100 green apartments are to be built in Luton (United Kingdom) by the end of 2010 as part of Milieu Architects’ environmentally sustainable project.
The apartments will use solar collectors and wind turbines, and will turn waste materials into energy to keep heating bills down to around £100 per year. It is all part of Milieu Architects’ ambitious plans for ‘Luton’s first environmentally responsible development’.
Peter Lunter, The Project Architect, said:
“The project has been designed to achieve nearly all Zero Energy Development standards, and hence the block has minimum space heating requirements. The scheme employs a wide range of sustainable features that contribute to its code 5 for Sustainable Homes rating where the grade 6 is the zero carbon level. However, the project has a pre-designed upgrade path to full Zero Energy status.”
The plan involves developing the derelict, recently crime-ridden, site on the northern side of Collingdon Street in Luton, and could spark an ‘urban renaissance’, according to businessman Jan Telensky whose company has proposed building the apartments.
The scheme, formally known as ‘Low Energy Apartments (LEA) project’, is already receiving the support and co-operation of Luton Borough Council as it has been submitted to approach the planning stages, and Milieu Architects, which is made up of former University of Luton students, is confident that it will become a reality by the end of 2010.
The idea of the innovative project is that it will provide environmentally sound housing and social facilities at an affordable cost and make a considerable contribution towards environmental sustainability, while enhancing the sense of community by regenerating the site into an attractive residential area.
The building will be topped with visually attractive green roofs whose structural function is designed to protect the waterproofing layer from extreme temperature and abrasion, produce oxygen and reduce carbon dioxide production.

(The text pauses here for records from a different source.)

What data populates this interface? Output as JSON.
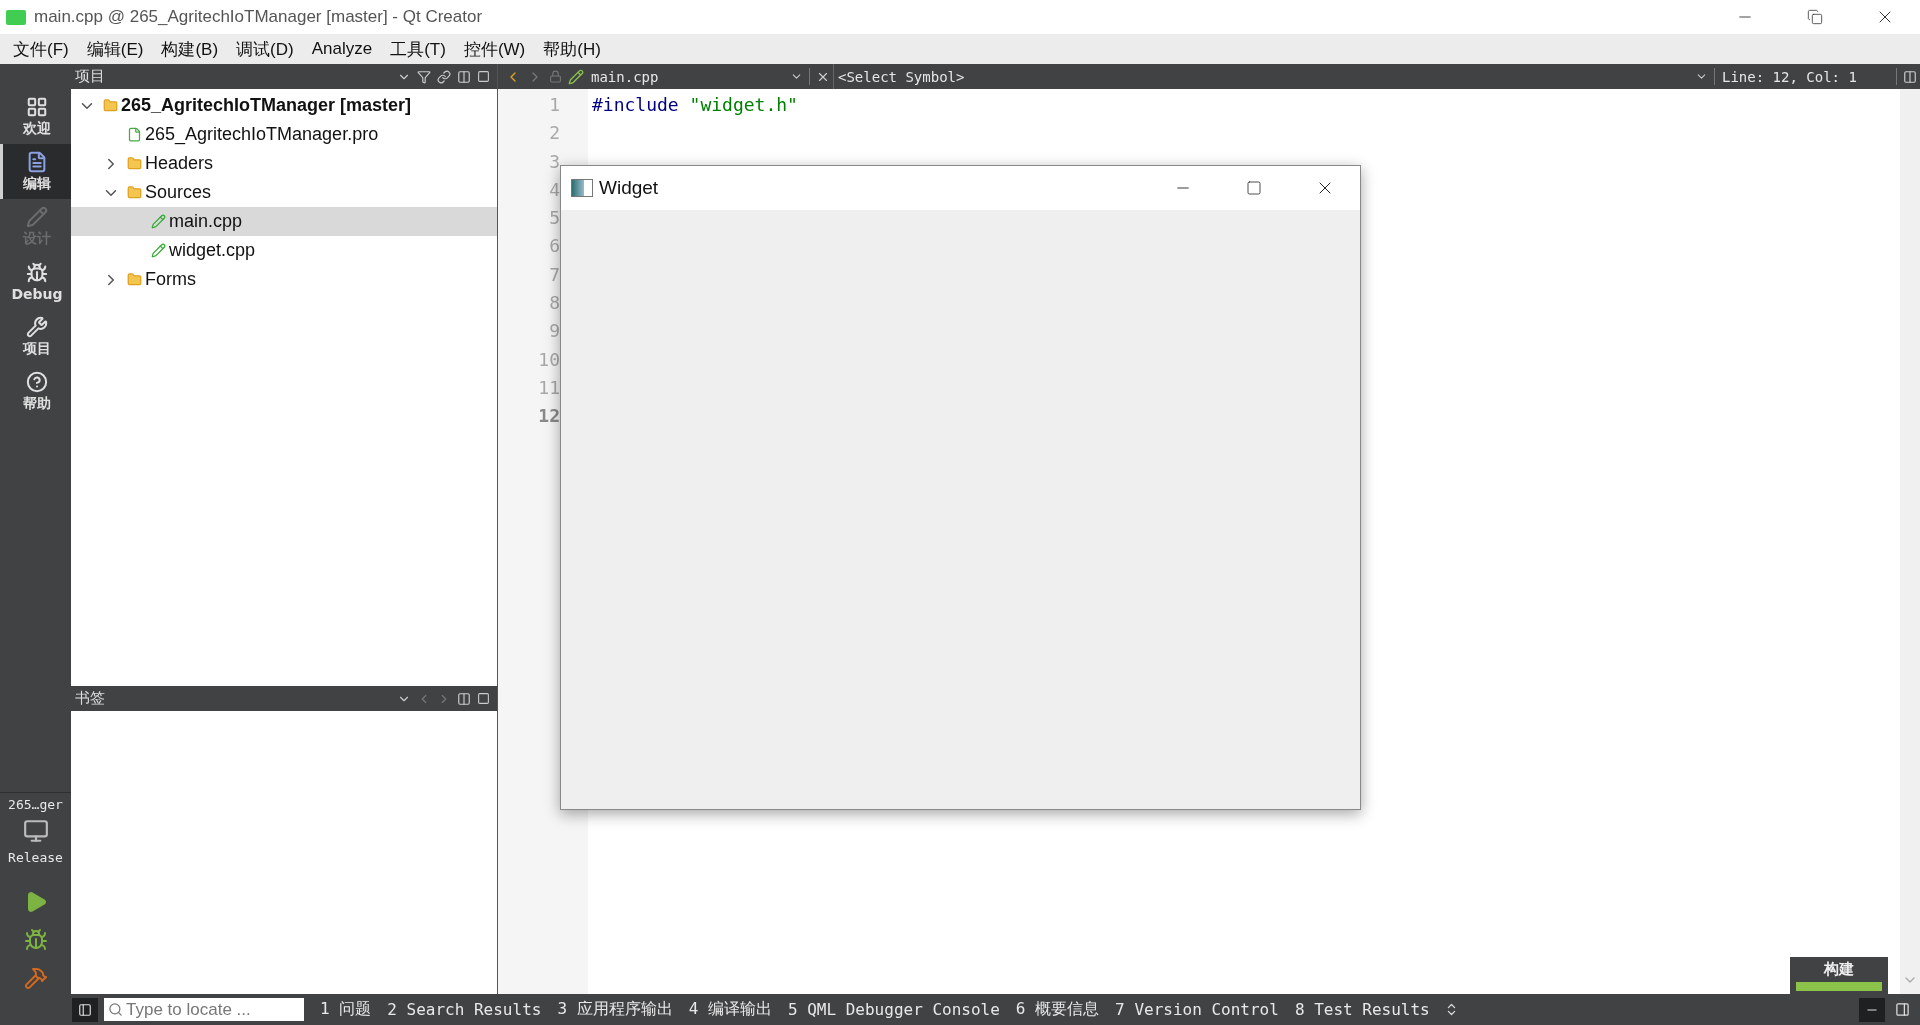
{
  "window": {
    "title": "main.cpp @ 265_AgritechIoTManager [master] - Qt Creator"
  },
  "menu": [
    "文件(F)",
    "编辑(E)",
    "构建(B)",
    "调试(D)",
    "Analyze",
    "工具(T)",
    "控件(W)",
    "帮助(H)"
  ],
  "modes": [
    {
      "label": "欢迎",
      "kind": "welcome",
      "selected": false,
      "disabled": false
    },
    {
      "label": "编辑",
      "kind": "edit",
      "selected": true,
      "disabled": false
    },
    {
      "label": "设计",
      "kind": "design",
      "selected": false,
      "disabled": true
    },
    {
      "label": "Debug",
      "kind": "debug",
      "selected": false,
      "disabled": false
    },
    {
      "label": "项目",
      "kind": "projects",
      "selected": false,
      "disabled": false
    },
    {
      "label": "帮助",
      "kind": "help",
      "selected": false,
      "disabled": false
    }
  ],
  "kit": {
    "project": "265…ger",
    "build": "Release"
  },
  "project_panel": {
    "title": "项目",
    "tree": [
      {
        "label": "265_AgritechIoTManager [master]",
        "kind": "project",
        "expanded": true,
        "selected": false,
        "children": [
          {
            "label": "265_AgritechIoTManager.pro",
            "kind": "pro",
            "selected": false
          },
          {
            "label": "Headers",
            "kind": "headers",
            "expanded": false,
            "selected": false
          },
          {
            "label": "Sources",
            "kind": "sources",
            "expanded": true,
            "selected": false,
            "children": [
              {
                "label": "main.cpp",
                "kind": "file",
                "selected": true
              },
              {
                "label": "widget.cpp",
                "kind": "file",
                "selected": false
              }
            ]
          },
          {
            "label": "Forms",
            "kind": "forms",
            "expanded": false,
            "selected": false
          }
        ]
      }
    ]
  },
  "bookmarks_panel": {
    "title": "书签"
  },
  "editor": {
    "file": "main.cpp",
    "symbol": "<Select Symbol>",
    "position": "Line: 12, Col: 1",
    "lines": [
      {
        "number": "1",
        "current": false,
        "tokens": [
          {
            "kind": "directive",
            "text": "#include"
          },
          {
            "kind": "string",
            "text": " \"widget.h\""
          }
        ]
      },
      {
        "number": "2",
        "current": false
      },
      {
        "number": "3",
        "current": false
      },
      {
        "number": "4",
        "current": false
      },
      {
        "number": "5",
        "current": false
      },
      {
        "number": "6",
        "current": false
      },
      {
        "number": "7",
        "current": false
      },
      {
        "number": "8",
        "current": false
      },
      {
        "number": "9",
        "current": false
      },
      {
        "number": "10",
        "current": false
      },
      {
        "number": "11",
        "current": false
      },
      {
        "number": "12",
        "current": true
      }
    ]
  },
  "widget_window": {
    "title": "Widget"
  },
  "build_progress": {
    "label": "构建",
    "level": 1
  },
  "locator": {
    "placeholder": "Type to locate ..."
  },
  "output_tabs": [
    {
      "number": "1",
      "label": "问题"
    },
    {
      "number": "2",
      "label": "Search Results"
    },
    {
      "number": "3",
      "label": "应用程序输出"
    },
    {
      "number": "4",
      "label": "编译输出"
    },
    {
      "number": "5",
      "label": "QML Debugger Console"
    },
    {
      "number": "6",
      "label": "概要信息"
    },
    {
      "number": "7",
      "label": "Version Control"
    },
    {
      "number": "8",
      "label": "Test Results"
    }
  ]
}
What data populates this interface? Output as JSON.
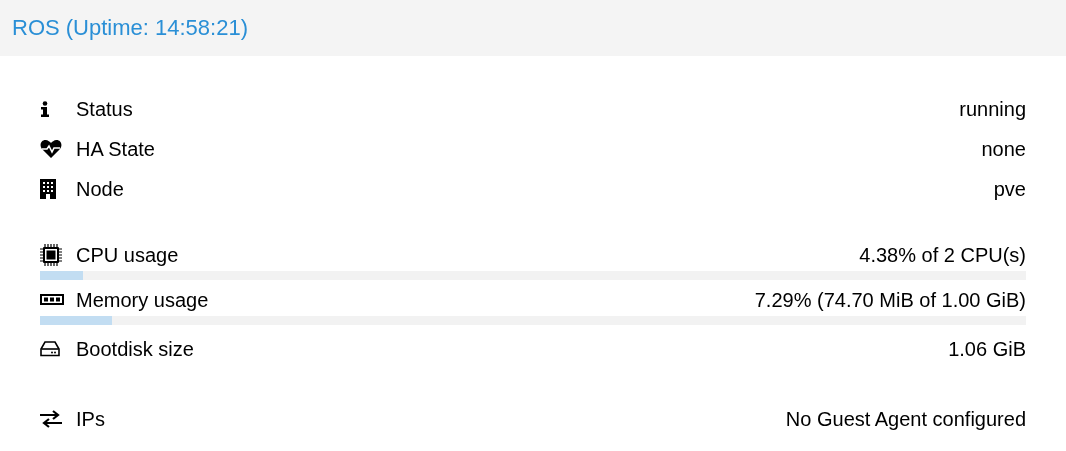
{
  "panel": {
    "title": "ROS (Uptime: 14:58:21)"
  },
  "groups": [
    {
      "rows": [
        {
          "kind": "info",
          "label": "Status",
          "value": "running"
        },
        {
          "kind": "info",
          "label": "HA State",
          "value": "none"
        },
        {
          "kind": "info",
          "label": "Node",
          "value": "pve"
        }
      ]
    },
    {
      "rows": [
        {
          "kind": "meter",
          "label": "CPU usage",
          "value": "4.38% of 2 CPU(s)",
          "level": 0.0438
        },
        {
          "kind": "meter",
          "label": "Memory usage",
          "value": "7.29% (74.70 MiB of 1.00 GiB)",
          "level": 0.0729
        },
        {
          "kind": "info",
          "label": "Bootdisk size",
          "value": "1.06 GiB"
        }
      ]
    },
    {
      "rows": [
        {
          "kind": "info",
          "label": "IPs",
          "value": "No Guest Agent configured"
        }
      ]
    }
  ]
}
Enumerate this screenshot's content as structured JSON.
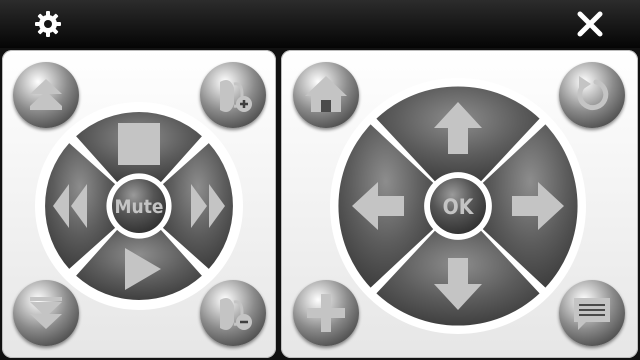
{
  "topbar": {
    "settings_icon": "gear-icon",
    "close_icon": "close-icon"
  },
  "left_pad": {
    "center_label": "Mute",
    "corner_buttons": [
      {
        "icon": "page-up-icon"
      },
      {
        "icon": "volume-up-icon"
      },
      {
        "icon": "page-down-icon"
      },
      {
        "icon": "volume-down-icon"
      }
    ],
    "segments": [
      {
        "icon": "stop-icon"
      },
      {
        "icon": "rewind-icon"
      },
      {
        "icon": "fast-forward-icon"
      },
      {
        "icon": "play-icon"
      }
    ]
  },
  "right_pad": {
    "center_label": "OK",
    "corner_buttons": [
      {
        "icon": "home-icon"
      },
      {
        "icon": "back-icon"
      },
      {
        "icon": "plus-icon"
      },
      {
        "icon": "message-icon"
      }
    ],
    "segments": [
      {
        "icon": "arrow-up-icon"
      },
      {
        "icon": "arrow-left-icon"
      },
      {
        "icon": "arrow-right-icon"
      },
      {
        "icon": "arrow-down-icon"
      }
    ]
  },
  "colors": {
    "button_dark": "#4f4f4f",
    "icon_light": "#c4c4c4",
    "panel_bg": "#f2f2f2",
    "bar_bg": "#0a0a0a"
  }
}
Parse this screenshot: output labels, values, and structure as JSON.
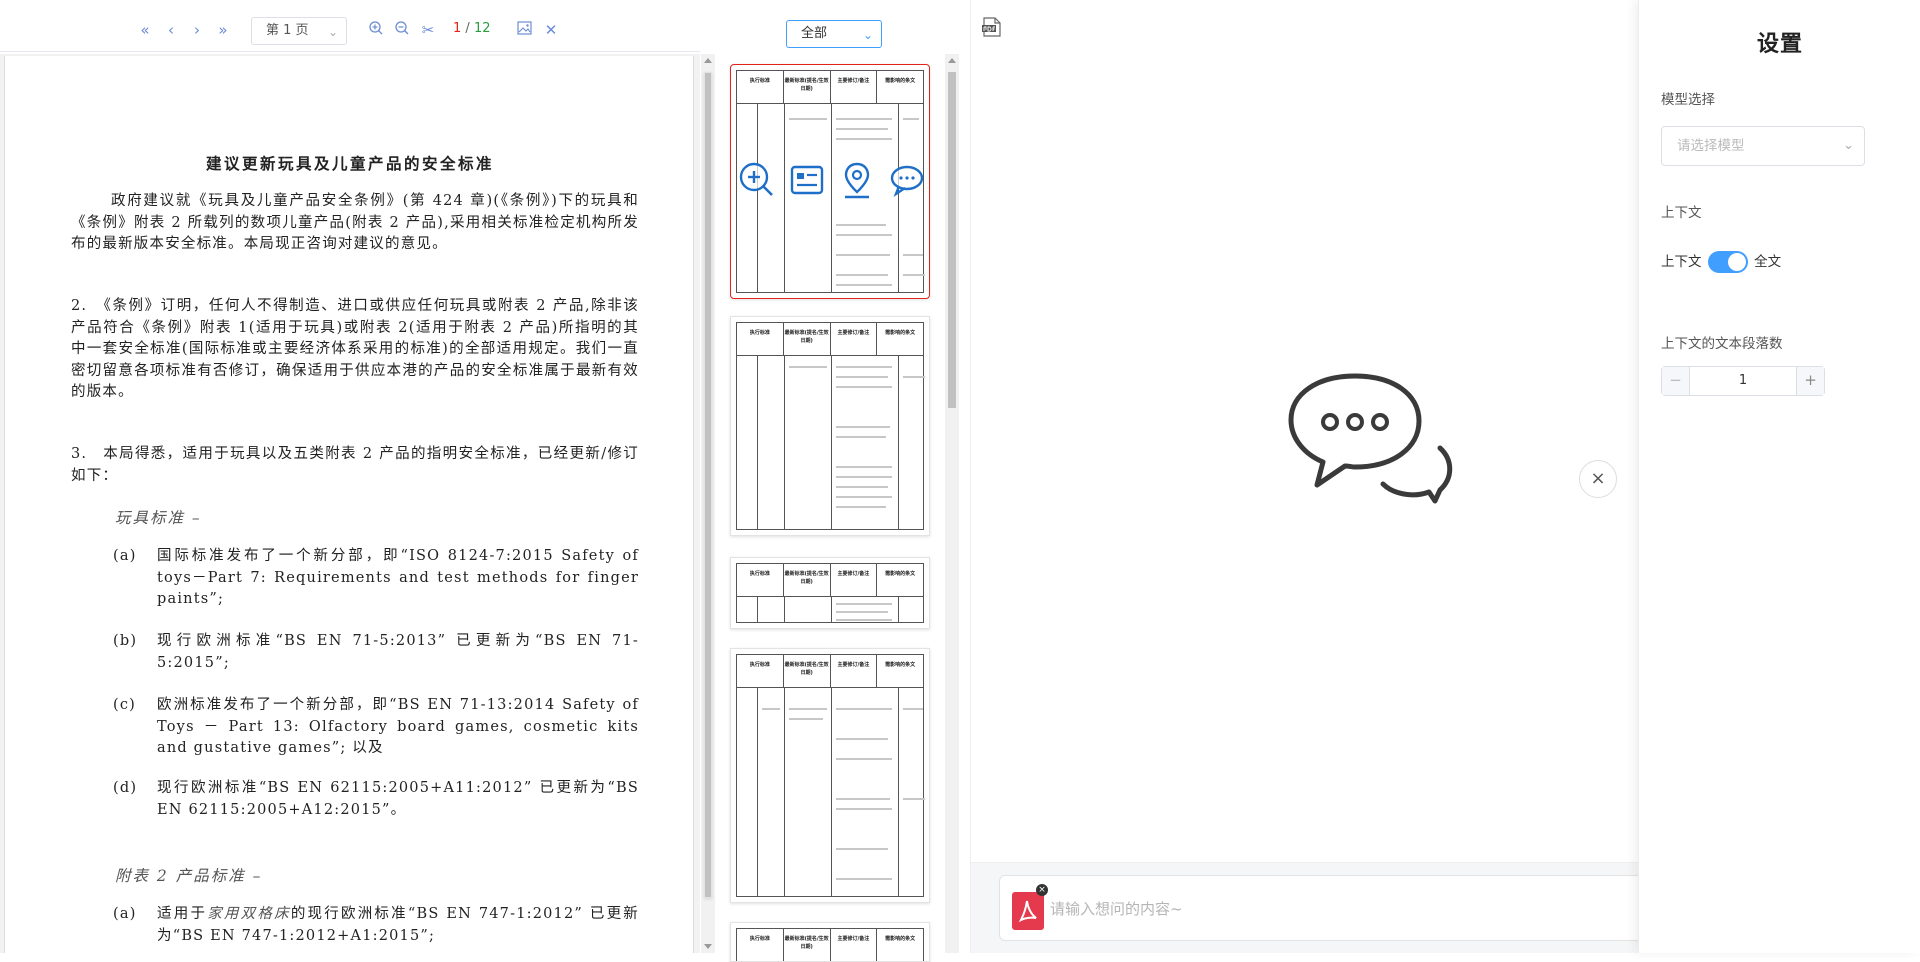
{
  "toolbar": {
    "page_select_value": "第 1 页",
    "page_current": "1",
    "page_sep": " / ",
    "page_total": "12",
    "icons": [
      "first-page-icon",
      "prev-page-icon",
      "next-page-icon",
      "last-page-icon",
      "zoom-in-icon",
      "zoom-out-icon",
      "cut-icon",
      "image-icon",
      "close-icon"
    ]
  },
  "document": {
    "title": "建议更新玩具及儿童产品的安全标准",
    "para1": "政府建议就《玩具及儿童产品安全条例》(第 424 章)(《条例》)下的玩具和《条例》附表 2 所载列的数项儿童产品(附表 2 产品),采用相关标准检定机构所发布的最新版本安全标准。本局现正咨询对建议的意见。",
    "para2": "2.　《条例》订明，任何人不得制造、进口或供应任何玩具或附表 2 产品,除非该产品符合《条例》附表 1(适用于玩具)或附表 2(适用于附表 2 产品)所指明的其中一套安全标准(国际标准或主要经济体系采用的标准)的全部适用规定。我们一直密切留意各项标准有否修订，确保适用于供应本港的产品的安全标准属于最新有效的版本。",
    "para3": "3.　本局得悉，适用于玩具以及五类附表 2 产品的指明安全标准，已经更新/修订如下：",
    "subhead1": "玩具标准 –",
    "items1": [
      {
        "label": "(a)",
        "text": "国际标准发布了一个新分部，即“ISO 8124-7:2015 Safety of toys－Part 7: Requirements and test methods for finger paints”;"
      },
      {
        "label": "(b)",
        "text": "现行欧洲标准“BS EN 71-5:2013” 已更新为“BS EN 71-5:2015”;"
      },
      {
        "label": "(c)",
        "text": "欧洲标准发布了一个新分部，即“BS EN 71-13:2014 Safety of Toys － Part 13: Olfactory board games, cosmetic kits and gustative games”; 以及"
      },
      {
        "label": "(d)",
        "text": "现行欧洲标准“BS EN 62115:2005+A11:2012” 已更新为“BS EN 62115:2005+A12:2015”。"
      }
    ],
    "subhead2": "附表 2 产品标准 –",
    "items2": [
      {
        "label": "(a)",
        "text_pre": "适用于",
        "text_em": "家用双格床",
        "text_post": "的现行欧洲标准“BS EN 747-1:2012” 已更新为“BS EN 747-1:2012+A1:2015”;"
      }
    ]
  },
  "thumbs": {
    "filter_value": "全部",
    "headers": [
      "执行标准",
      "最新标准(提名/生效日期)",
      "主要修订/备注",
      "需影响的条文"
    ]
  },
  "chat": {
    "input_placeholder": "请输入想问的内容~",
    "close_symbol": "×",
    "file_remove_symbol": "×"
  },
  "settings": {
    "title": "设置",
    "model_label": "模型选择",
    "model_placeholder": "请选择模型",
    "context_label": "上下文",
    "context_toggle_left": "上下文",
    "context_toggle_right": "全文",
    "context_toggle_on": true,
    "paragraphs_label": "上下文的文本段落数",
    "paragraphs_value": "1",
    "minus": "−",
    "plus": "+"
  },
  "colors": {
    "accent": "#409eff",
    "toolbar_icon": "#6b8cd6",
    "active_thumb_border": "#e2231a",
    "page_current": "#e2231a",
    "page_total": "#2a9d3d",
    "pdf_chip": "#e53a4e"
  }
}
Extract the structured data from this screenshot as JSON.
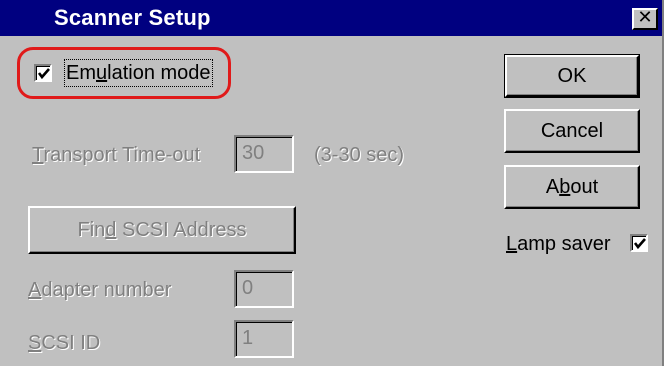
{
  "window": {
    "title": "Scanner Setup",
    "close_glyph": "✕"
  },
  "emulation": {
    "label_pre": "E",
    "label_mn": "m",
    "label_u": "u",
    "label_post": "lation mode",
    "checked": true
  },
  "transport": {
    "label_mn": "T",
    "label_post": "ransport Time-out",
    "value": "30",
    "hint": "(3-30 sec)"
  },
  "find_scsi": {
    "label_pre": "Fin",
    "label_mn": "d",
    "label_post": " SCSI Address"
  },
  "adapter": {
    "label_mn": "A",
    "label_post": "dapter number",
    "value": "0"
  },
  "scsi_id": {
    "label_mn": "S",
    "label_post": "CSI ID",
    "value": "1"
  },
  "buttons": {
    "ok": "OK",
    "cancel": "Cancel",
    "about_pre": "A",
    "about_mn": "b",
    "about_post": "out"
  },
  "lamp_saver": {
    "label_mn": "L",
    "label_post": "amp saver",
    "checked": true
  },
  "icons": {
    "checkmark": "checkmark-icon",
    "close": "close-icon"
  },
  "colors": {
    "title_bar": "#000080",
    "face": "#c0c0c0",
    "highlight_ring": "#e01a1a",
    "disabled_text": "#808080"
  }
}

Other key sustainable features include construction from thermal materials that store heat during warm months and release it during the colder months.